Jack Ohman

From hair to gaffes to scandals, Bill Clinton ranks high on cartoonist’s checklist

In this septic tank of an election season, I am often asked if I enjoy drawing Donald Trump.

No. I do not. Not at all.

The reason is simple: What’s to exaggerate? Every aspect of Trump’s persona is so over the top that drawing a cartoon about him is more of an illustration exercise: He Said This, I Draw Him and Put It in a Word Balloon.


As the humorist/musician Tom Lehrer once noted, “Political satire became obsolete when Henry Kissinger was awarded the Nobel Peace Prize.”

But I will say that I am anxiously anticipating going back to the drawing board with Clinton. Not Hillary. Bill.

Hillary Clinton is cautious, measured and Eisenhower-like in her carefully cultivated Offend-No-One manner. Her husband, on the other hand, gives me just enough room to do actual satire, not direct transcription.

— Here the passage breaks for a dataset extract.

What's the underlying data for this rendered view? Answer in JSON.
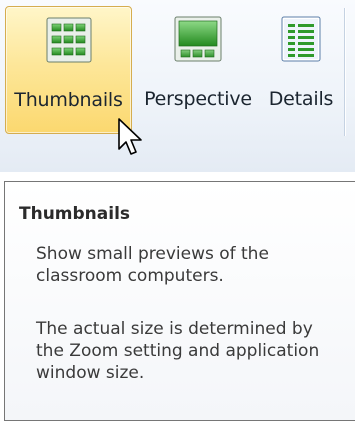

I’ve never been a major fan of Bill Clinton’s, exactly. I knew so many guys in high school like him: the kid who so desperately wants approval that you vote for him just to shut him up. A woman friend of mine once observed that “everybody dated a boy like Bill Clinton,” and even his own wife said Bill was “a hard dog to keep on the porch.”

Ahem. You know.

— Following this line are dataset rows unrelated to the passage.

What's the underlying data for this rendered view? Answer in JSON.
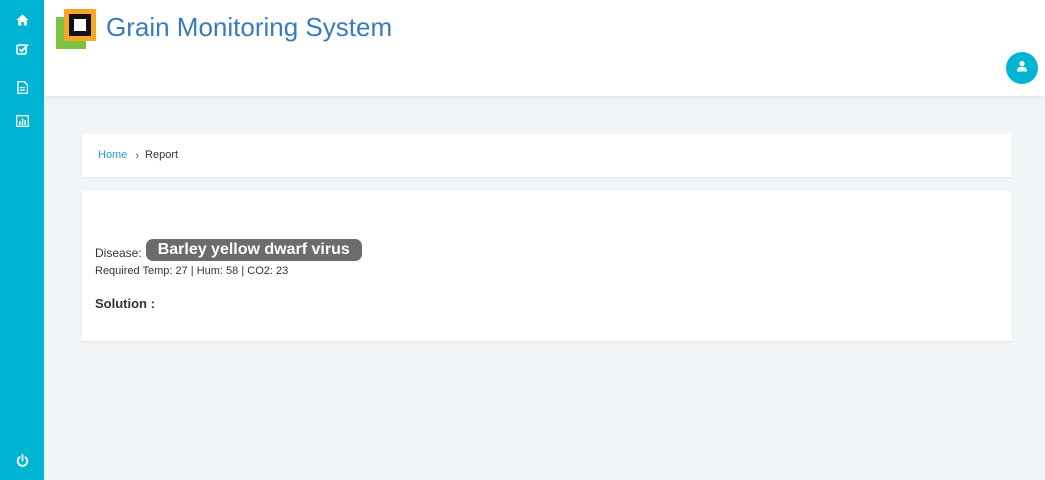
{
  "app": {
    "title": "Grain Monitoring System"
  },
  "sidebar": {
    "items": [
      {
        "icon": "home-icon"
      },
      {
        "icon": "check-square-icon"
      },
      {
        "icon": "document-icon"
      },
      {
        "icon": "bar-chart-icon"
      }
    ],
    "bottom_icon": "power-icon"
  },
  "header": {
    "user_icon": "user-icon"
  },
  "breadcrumb": {
    "home": "Home",
    "separator": "›",
    "current": "Report"
  },
  "report": {
    "disease_label": "Disease:",
    "disease_value": "Barley yellow dwarf virus",
    "requirements": "Required Temp: 27 | Hum: 58 | CO2: 23",
    "solution_label": "Solution :"
  },
  "colors": {
    "accent": "#00b4d4",
    "title": "#3a7bbd",
    "link": "#1aa3c8",
    "badge": "#6c6c6c",
    "background": "#f2f5f7"
  }
}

That means, this guy is totally full of hot gas and McDonald’s french fries, so adept at running his mouth that he’ll get voted “Most Likely to Become a Pretty Good Defense Attorney and Rather Effective at Singles Bars.”

“Ladies and gentlemen of the jury, I’m just a li’l ol’ (chuckle) lawyer from Arkansas, but I hope you can find it in your heart, like the Lord, to forgive my client’s trespasses and return an innocent verdict. Oh, and Juror No. Four, can I get your phone number?”

Clinton’s presidency was kind of a mixed bag, what with the impeachment and all, but he did happen to be in the right place at the right time when Bill Gates and Steve Jobs hit the lottery. Generally speaking, I never lacked for amusing material from Jan. 20, 1993, until Jan. 20, 2001.

Cartoonists have little internal checklists for caricature subjects. Hair? Check? Funny expressions? Check. Gaffe propensity? Check. Whiff o’ scandal? Check. Bill has all of these, but with a twist: He has a bit of likability, unlike the GOP presidential nominee.

Bill also has a trace of human frailty and contrition. “Baby, I love you and I promise I’ll never, ever do it again.” He doesn’t blame the open mic.

Watching Bill Clinton explain something, whether it’s something he did wrong or some arcane aspect of public policy, is truly more entertaining than anything Trump explains. Clinton, for example, can speak in complete sentences, not like a combination of cat meme and white supremacist rally.

Bill Clinton even lies better than Trump. When Bill lies, his face gets all red and two large jaw muscles on each side pop out, very useful in caricaturing. Former Sen. Bob Kerrey once said that “Bill Clinton is an unusually good liar. Unusually good.”

Now there’s an endorsement.

We want politicians to give us straight lines so we can write the joke. We don’t want them to actually write the joke. Otherwise, we’re out of work.

I am going to look forward to lots and lots of Bill and Hillary cartoons, mostly of Bill mansplainin’ something or the other to his wife, the president, his long fingers wildly gesticulating while she’s womanlistenin’.

Trump? Little fingers I can barely see.

We are just talking about fingers, people.

And if Trump wins, satire will move to Canada.

I’ll be here, doing illustration.